This same fear and how he overcame it, is featured by Entrepreneur.com today by Richard Branson. Here are some excerpts.
“I loathe making speeches, and always have. I deliver a lot of them these days, but it’s almost as true today as it was when I first spoke in public as a student some 50-odd years ago.” “I still break out in a cold sweat just thinking back to the excruciating experience.”
Sound familiar?

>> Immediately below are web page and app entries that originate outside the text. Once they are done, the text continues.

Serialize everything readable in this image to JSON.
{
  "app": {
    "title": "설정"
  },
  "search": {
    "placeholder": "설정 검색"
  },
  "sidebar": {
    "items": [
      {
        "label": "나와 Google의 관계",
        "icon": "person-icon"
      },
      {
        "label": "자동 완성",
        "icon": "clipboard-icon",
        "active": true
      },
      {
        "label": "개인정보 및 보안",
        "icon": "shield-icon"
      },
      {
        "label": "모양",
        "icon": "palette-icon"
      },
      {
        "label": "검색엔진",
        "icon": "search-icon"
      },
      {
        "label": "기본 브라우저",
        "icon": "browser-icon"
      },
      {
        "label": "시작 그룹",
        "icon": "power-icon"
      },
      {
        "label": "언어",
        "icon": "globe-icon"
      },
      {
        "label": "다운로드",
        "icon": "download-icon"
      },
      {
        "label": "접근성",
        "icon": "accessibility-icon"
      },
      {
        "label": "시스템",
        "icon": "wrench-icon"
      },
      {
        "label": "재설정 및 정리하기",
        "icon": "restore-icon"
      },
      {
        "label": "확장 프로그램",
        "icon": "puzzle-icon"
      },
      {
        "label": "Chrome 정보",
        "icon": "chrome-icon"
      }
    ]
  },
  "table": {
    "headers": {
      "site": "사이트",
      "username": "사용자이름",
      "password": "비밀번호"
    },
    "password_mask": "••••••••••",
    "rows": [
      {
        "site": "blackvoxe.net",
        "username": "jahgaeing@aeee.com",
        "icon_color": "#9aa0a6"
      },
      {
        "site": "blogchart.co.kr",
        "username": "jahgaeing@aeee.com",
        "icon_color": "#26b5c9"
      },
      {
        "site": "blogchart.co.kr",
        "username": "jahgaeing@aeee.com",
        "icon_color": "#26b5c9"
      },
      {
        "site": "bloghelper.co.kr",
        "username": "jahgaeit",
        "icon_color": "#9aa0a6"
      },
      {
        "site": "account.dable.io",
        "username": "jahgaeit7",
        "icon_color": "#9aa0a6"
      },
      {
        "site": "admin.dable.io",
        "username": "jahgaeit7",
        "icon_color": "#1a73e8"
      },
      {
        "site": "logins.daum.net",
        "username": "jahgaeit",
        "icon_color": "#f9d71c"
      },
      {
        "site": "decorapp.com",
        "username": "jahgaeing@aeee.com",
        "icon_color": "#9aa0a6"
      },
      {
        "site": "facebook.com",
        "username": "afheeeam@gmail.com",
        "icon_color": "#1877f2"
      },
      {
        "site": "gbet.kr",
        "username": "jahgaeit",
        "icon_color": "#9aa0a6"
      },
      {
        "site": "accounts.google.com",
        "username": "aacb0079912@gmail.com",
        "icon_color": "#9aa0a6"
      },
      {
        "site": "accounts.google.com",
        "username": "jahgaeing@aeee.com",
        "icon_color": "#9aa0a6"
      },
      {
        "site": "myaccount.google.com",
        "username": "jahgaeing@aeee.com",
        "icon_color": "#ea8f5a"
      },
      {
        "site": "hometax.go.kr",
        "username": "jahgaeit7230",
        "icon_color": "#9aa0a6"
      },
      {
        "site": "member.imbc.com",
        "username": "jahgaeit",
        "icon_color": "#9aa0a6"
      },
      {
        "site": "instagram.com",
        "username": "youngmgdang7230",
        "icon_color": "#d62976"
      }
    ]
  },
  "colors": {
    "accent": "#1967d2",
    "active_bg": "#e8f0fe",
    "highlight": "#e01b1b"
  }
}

He also points out the need to overcome your fear because:
“As you launch and grow your business, you will likely find yourself making presentations to potential investors, rallying your employees at crucial moments, and representing your business to the media.”
4 Tricks to becoming a better speaker
1) Sir Branson suggests using the advice given by Gavin Maxwell, author of “Ring of Bright Water”.
Picture yourself in a small intimate setting with a few people like a group of friends around the dining table while you relate your stories. This has reduced the anxiety for Richard Branson and it has worked well for me as well.
2) Branson says practice your speech until you are dreaming it and then when you are ready to deliver the talk, it will flow from you easily. Churchill wrote that for every minute of his talk, he practiced 60 minutes.
3) Quoting Churchill,
“A good speech should be like a woman’s skirt: long enough to cover the subject and short enough to create interest.”
Plan discussing a topic in depth for only 25-30 minutes.
4) Referring to Mark Twain, who is known as both a highly acclaimed speaker as well as “home-spun author”:
“Impromptu speaking — that is a difficult thing . I used to begin about a week ahead, and write out my impromptu speech and get it by heart.”
Twain further stated on the topic that “there are only two types of speakers in the world: 1. The nervous. 2. Liars.”
Branson uses this quote to illustrate that “even the best and most experienced public speakers still get nervous, so if you find yourself dreading giving a speech, don’t fret about it. A touch of the jitters sharpens the mind, gets the adrenalin flowing and helps you to focus”
The irony is that you are speaking all the time, every day as health professionals. You’re explaining procedures, techniques, and health issues to patients, colleagues, and friends.
Expand the scope and it will further establish you as an authority in your field, bring in more patients, garner ore respect and even increase your revenue when you are known as a medical speaker.